▸ **Work to be completed**: Report, as a number alone, how many lines below contain the string "this".

Element data from apps and pages:
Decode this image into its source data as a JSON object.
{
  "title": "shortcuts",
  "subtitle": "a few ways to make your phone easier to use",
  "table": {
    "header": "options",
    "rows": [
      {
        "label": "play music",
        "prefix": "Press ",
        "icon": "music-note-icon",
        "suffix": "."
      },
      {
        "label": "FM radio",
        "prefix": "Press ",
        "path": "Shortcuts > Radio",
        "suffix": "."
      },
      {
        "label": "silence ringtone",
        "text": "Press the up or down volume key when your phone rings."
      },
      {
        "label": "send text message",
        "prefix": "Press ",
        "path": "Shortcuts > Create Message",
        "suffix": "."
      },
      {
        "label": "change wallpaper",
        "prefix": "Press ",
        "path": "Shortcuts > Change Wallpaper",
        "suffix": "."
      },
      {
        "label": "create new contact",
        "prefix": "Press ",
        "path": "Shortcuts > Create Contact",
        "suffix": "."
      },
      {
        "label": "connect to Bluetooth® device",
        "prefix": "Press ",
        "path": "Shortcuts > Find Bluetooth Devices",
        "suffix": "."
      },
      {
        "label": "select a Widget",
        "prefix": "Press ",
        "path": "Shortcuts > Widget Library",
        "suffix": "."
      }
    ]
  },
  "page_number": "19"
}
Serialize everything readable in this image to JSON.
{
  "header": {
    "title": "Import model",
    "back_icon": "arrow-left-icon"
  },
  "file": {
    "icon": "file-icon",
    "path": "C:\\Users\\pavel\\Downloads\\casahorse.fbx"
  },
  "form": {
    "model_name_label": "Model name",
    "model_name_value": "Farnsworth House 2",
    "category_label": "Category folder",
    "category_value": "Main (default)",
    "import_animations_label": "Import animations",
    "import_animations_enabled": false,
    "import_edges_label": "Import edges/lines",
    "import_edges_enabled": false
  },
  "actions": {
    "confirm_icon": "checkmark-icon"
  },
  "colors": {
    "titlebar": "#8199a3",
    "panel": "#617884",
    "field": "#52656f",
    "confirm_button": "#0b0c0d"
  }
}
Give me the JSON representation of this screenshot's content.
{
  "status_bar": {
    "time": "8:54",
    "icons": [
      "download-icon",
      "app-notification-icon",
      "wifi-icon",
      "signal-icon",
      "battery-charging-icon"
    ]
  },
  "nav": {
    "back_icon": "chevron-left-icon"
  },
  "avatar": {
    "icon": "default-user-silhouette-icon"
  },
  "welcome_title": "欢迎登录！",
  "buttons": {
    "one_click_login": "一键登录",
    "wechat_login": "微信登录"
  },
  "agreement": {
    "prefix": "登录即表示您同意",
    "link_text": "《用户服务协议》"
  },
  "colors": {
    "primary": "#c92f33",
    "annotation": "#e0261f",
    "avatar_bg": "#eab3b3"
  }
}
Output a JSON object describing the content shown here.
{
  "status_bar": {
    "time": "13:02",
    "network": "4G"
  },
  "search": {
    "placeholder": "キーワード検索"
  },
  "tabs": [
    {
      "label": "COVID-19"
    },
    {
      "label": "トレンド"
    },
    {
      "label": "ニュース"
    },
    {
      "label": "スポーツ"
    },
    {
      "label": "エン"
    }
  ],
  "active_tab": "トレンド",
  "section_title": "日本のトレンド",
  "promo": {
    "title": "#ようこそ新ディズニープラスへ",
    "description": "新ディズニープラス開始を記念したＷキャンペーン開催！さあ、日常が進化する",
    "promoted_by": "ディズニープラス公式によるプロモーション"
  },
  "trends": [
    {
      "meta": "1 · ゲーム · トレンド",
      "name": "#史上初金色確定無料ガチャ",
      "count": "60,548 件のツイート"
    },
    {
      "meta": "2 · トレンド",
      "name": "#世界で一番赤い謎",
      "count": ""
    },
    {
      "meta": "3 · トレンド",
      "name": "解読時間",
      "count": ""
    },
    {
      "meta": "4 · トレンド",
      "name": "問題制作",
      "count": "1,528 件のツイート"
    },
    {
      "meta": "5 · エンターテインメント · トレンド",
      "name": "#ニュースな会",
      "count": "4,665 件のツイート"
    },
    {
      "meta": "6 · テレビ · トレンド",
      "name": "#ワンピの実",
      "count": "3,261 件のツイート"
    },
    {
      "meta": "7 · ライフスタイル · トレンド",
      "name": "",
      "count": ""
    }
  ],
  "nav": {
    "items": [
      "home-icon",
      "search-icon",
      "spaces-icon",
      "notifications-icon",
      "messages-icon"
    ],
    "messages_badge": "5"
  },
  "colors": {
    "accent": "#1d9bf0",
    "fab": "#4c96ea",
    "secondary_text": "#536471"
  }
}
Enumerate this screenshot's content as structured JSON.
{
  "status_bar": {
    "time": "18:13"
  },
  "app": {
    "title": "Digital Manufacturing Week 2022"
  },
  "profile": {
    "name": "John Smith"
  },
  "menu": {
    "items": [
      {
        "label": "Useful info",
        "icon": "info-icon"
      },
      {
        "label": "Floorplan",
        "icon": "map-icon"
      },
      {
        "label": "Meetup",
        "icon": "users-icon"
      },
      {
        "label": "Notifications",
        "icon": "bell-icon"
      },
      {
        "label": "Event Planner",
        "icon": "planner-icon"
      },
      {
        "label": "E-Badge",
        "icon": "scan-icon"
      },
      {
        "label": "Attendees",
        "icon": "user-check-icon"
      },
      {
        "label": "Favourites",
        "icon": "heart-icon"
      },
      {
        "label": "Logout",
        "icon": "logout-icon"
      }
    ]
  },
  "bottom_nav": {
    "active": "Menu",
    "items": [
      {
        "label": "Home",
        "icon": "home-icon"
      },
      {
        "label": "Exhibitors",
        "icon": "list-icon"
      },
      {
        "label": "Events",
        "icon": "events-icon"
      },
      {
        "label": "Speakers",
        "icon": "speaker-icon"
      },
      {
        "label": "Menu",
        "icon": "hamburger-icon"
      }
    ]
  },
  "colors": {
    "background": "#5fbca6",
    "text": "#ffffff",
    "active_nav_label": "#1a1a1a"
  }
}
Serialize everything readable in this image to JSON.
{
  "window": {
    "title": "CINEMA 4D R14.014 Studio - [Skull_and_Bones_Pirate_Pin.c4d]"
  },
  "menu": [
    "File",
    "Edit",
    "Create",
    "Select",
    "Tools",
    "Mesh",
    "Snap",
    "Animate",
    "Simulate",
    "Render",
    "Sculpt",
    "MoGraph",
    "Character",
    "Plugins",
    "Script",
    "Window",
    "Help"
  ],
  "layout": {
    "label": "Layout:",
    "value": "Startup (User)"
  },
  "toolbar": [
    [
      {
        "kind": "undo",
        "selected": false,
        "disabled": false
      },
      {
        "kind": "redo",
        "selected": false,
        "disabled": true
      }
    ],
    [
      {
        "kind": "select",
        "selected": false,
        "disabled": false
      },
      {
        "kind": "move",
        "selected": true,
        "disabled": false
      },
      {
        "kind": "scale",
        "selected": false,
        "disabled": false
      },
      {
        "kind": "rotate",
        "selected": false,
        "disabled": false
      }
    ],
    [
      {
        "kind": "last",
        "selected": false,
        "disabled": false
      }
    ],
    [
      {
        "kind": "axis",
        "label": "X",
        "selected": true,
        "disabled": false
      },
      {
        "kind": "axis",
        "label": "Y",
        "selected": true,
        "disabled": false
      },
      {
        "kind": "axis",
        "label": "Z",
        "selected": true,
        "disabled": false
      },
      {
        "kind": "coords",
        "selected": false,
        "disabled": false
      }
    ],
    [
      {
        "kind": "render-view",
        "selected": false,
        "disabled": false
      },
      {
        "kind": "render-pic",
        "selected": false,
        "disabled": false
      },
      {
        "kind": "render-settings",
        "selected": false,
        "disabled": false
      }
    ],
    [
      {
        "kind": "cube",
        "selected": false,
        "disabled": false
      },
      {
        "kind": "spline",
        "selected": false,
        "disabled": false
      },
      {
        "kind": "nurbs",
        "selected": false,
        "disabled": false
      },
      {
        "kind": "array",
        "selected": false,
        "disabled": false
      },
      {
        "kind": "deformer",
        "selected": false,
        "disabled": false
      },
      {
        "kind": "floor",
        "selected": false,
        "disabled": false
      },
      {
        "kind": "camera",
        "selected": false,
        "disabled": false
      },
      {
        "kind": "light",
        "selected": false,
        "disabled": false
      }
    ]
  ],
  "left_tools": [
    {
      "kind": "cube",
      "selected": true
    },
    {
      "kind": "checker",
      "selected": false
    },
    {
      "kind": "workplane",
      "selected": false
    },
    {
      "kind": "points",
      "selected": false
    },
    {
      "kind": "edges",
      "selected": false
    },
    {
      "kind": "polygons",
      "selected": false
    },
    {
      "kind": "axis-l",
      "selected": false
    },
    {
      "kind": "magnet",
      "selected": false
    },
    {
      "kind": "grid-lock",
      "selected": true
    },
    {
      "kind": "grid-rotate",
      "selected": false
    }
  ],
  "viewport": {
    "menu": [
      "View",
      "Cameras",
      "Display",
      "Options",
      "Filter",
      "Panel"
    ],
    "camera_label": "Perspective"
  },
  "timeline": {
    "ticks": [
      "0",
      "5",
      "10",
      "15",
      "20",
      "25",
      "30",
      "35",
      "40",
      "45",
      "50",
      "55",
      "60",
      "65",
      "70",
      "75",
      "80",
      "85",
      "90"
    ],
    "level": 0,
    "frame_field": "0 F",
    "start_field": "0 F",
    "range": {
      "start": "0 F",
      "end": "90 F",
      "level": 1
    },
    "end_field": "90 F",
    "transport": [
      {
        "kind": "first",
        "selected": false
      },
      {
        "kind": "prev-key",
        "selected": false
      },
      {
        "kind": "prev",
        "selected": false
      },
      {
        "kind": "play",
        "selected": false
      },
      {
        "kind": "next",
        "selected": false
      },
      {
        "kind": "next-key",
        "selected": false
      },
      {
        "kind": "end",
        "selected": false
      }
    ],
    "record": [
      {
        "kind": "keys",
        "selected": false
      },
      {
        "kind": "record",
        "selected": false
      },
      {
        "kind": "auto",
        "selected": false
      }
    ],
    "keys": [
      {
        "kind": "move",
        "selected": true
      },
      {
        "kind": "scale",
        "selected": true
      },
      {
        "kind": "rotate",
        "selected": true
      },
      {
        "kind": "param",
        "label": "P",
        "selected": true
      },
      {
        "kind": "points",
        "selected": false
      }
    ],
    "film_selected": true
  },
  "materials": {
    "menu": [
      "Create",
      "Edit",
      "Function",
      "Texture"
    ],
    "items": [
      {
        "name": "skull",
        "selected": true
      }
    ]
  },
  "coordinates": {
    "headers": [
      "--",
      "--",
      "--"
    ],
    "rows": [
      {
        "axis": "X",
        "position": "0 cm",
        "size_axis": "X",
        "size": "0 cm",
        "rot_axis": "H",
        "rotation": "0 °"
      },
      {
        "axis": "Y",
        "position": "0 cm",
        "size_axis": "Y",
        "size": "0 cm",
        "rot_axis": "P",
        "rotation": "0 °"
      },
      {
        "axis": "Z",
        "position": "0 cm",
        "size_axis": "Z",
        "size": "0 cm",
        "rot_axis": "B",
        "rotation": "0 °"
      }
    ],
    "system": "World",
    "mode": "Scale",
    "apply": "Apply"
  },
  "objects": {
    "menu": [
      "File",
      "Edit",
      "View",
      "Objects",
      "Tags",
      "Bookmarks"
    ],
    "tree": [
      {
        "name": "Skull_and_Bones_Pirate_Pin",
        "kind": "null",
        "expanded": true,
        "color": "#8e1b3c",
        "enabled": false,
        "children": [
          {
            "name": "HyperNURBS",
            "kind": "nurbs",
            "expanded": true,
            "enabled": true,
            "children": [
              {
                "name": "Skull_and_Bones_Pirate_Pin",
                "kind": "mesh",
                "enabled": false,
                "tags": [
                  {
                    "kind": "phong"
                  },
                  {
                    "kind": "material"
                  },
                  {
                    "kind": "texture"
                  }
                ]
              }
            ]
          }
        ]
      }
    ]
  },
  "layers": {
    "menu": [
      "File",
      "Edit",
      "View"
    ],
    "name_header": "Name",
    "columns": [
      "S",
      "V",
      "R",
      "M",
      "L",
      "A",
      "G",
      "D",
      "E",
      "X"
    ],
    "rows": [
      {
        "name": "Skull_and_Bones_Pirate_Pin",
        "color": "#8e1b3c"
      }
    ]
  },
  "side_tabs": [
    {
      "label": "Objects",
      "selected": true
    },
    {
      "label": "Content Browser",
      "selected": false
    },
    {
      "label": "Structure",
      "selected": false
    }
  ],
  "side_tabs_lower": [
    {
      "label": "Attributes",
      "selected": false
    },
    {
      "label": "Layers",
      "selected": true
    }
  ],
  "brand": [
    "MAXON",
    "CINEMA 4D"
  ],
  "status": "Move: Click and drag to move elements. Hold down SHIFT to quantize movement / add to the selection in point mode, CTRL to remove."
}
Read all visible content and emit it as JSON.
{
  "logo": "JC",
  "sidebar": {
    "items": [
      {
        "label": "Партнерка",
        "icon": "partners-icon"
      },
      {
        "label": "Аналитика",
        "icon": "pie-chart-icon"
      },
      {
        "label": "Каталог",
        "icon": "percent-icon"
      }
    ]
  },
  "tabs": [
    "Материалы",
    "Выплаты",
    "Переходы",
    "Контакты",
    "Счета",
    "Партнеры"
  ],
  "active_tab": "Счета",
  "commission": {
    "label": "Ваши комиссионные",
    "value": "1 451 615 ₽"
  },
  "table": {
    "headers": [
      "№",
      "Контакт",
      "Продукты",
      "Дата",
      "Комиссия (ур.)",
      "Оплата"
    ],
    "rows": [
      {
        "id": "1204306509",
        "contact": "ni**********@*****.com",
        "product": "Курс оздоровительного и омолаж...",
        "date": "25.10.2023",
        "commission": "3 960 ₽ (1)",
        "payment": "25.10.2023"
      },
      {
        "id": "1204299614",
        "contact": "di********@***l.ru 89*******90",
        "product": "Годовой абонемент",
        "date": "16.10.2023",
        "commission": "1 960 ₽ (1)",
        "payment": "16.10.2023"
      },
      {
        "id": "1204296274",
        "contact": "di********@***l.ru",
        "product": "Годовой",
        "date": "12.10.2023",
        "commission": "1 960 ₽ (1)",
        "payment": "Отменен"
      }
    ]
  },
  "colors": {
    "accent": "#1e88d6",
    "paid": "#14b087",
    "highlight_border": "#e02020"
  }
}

▸ **Completed exercise**: 5